Gundy v. United States, 139 S.Ct. 2116 (2019)
Nature of Case: Petitioner was convicted of the federal offense of failing to register as a sex offender after moving from Maryland to New York and not registering as a sex offender pursuant to a predicate sex offense conviction in Maryland. Petitioner’s sex offense conviction predated the passage of the federal Sex Offender and Notification Act, and thus petitioner was a “pre-Act” offender.
SORNA did not itself specify whether it was to apply retroactively to “pre-Act” offenders, and instead left that to the discretion of the Attorney General. Petitioner challenged his conviction on the basis that this violated the principle of non-delegation — that Congress had essentially delegated lawmaking authority to the Executive branch of government. Circuit Court of Appeals affirmed Petitioner’s conviction, and Petitioner sought review from the United States Supreme Court, which was granted.
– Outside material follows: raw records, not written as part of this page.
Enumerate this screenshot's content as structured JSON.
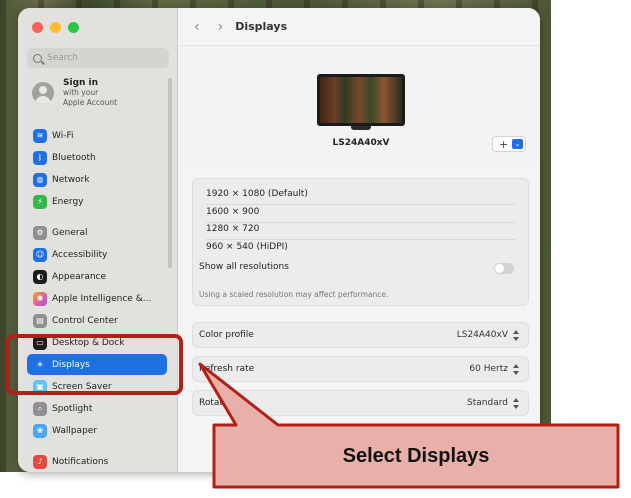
{
  "sidebar": {
    "search_placeholder": "Search",
    "account": {
      "name": "Sign in",
      "line1": "with your",
      "line2": "Apple Account"
    },
    "items": [
      {
        "label": "Wi-Fi",
        "icon": "wifi-icon",
        "color": "#1f6fe5"
      },
      {
        "label": "Bluetooth",
        "icon": "bluetooth-icon",
        "color": "#1f6fe5"
      },
      {
        "label": "Network",
        "icon": "globe-icon",
        "color": "#1f6fe5"
      },
      {
        "label": "Energy",
        "icon": "battery-icon",
        "color": "#34b84a"
      },
      {
        "label": "General",
        "icon": "gear-icon",
        "color": "#8e8e93"
      },
      {
        "label": "Accessibility",
        "icon": "accessibility-icon",
        "color": "#1f6fe5"
      },
      {
        "label": "Appearance",
        "icon": "appearance-icon",
        "color": "#1c1c1e"
      },
      {
        "label": "Apple Intelligence &...",
        "icon": "apple-intelligence-icon",
        "color": "#e8618c"
      },
      {
        "label": "Control Center",
        "icon": "control-center-icon",
        "color": "#8e8e93"
      },
      {
        "label": "Desktop & Dock",
        "icon": "dock-icon",
        "color": "#1c1c1e"
      },
      {
        "label": "Displays",
        "icon": "sun-icon",
        "color": "#1f6fe5"
      },
      {
        "label": "Screen Saver",
        "icon": "screen-saver-icon",
        "color": "#5ac8fa"
      },
      {
        "label": "Spotlight",
        "icon": "magnifier-icon",
        "color": "#8e8e93"
      },
      {
        "label": "Wallpaper",
        "icon": "flower-icon",
        "color": "#4aa6f0"
      },
      {
        "label": "Notifications",
        "icon": "bell-icon",
        "color": "#e5483f"
      }
    ],
    "selected": "Displays"
  },
  "header": {
    "title": "Displays",
    "back": "‹",
    "forward": "›"
  },
  "display": {
    "name": "LS24A40xV",
    "add_label": "+",
    "add_caret": "⌄"
  },
  "resolutions": {
    "options": [
      "1920 × 1080 (Default)",
      "1600 × 900",
      "1280 × 720",
      "960 × 540 (HiDPI)"
    ],
    "show_all_label": "Show all resolutions",
    "show_all_enabled": false,
    "note": "Using a scaled resolution may affect performance."
  },
  "settings": {
    "color_profile": {
      "label": "Color profile",
      "value": "LS24A40xV"
    },
    "refresh_rate": {
      "label": "Refresh rate",
      "value": "60 Hertz"
    },
    "rotation": {
      "label": "Rotation",
      "value": "Standard"
    }
  },
  "annotation": {
    "text": "Select Displays",
    "accent": "#b21f17",
    "fill": "#e9b0aa"
  },
  "icon_glyphs": {
    "wifi": "≋",
    "bluetooth": "ᛒ",
    "globe": "◍",
    "battery": "⚡",
    "gear": "⚙",
    "accessibility": "☺",
    "appearance": "◐",
    "apple_intelligence": "✺",
    "control_center": "▤",
    "dock": "▭",
    "sun": "☀",
    "screen_saver": "▣",
    "magnifier": "⌕",
    "flower": "❀",
    "bell": "♪"
  }
}
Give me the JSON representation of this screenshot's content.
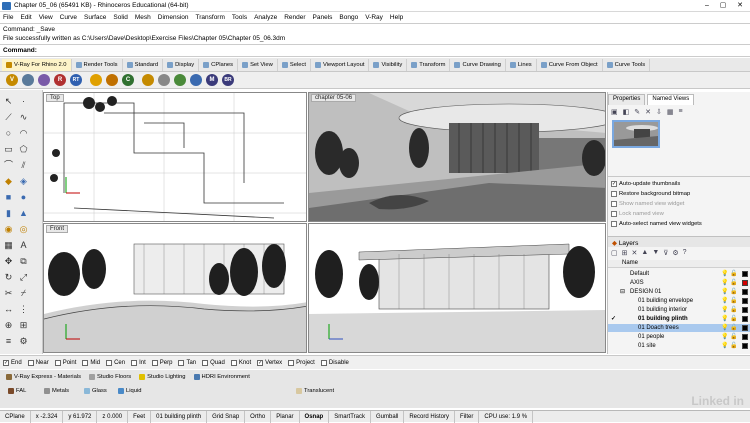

Holding: United States Supreme Court affirmed Petitioner’s conviction in a plurality opinion. Four justices, writing for the plurality, held that SORNA did not violate principles of non-delegation, as the text and purpose of SORNA provided the Attorney General with sufficient guidance so as to not present unconstitutional delegation problems. Justice Alito concurred in the judgment only. Justice Gorsuch, joined by Thomas and Roberts, dissented. Justice Kavanaugh took no part in the decision.
- United States Supreme Court Opinion | view via Google Scholar
- Case documents, oral argument audio, and coverage available via SCOTUSblog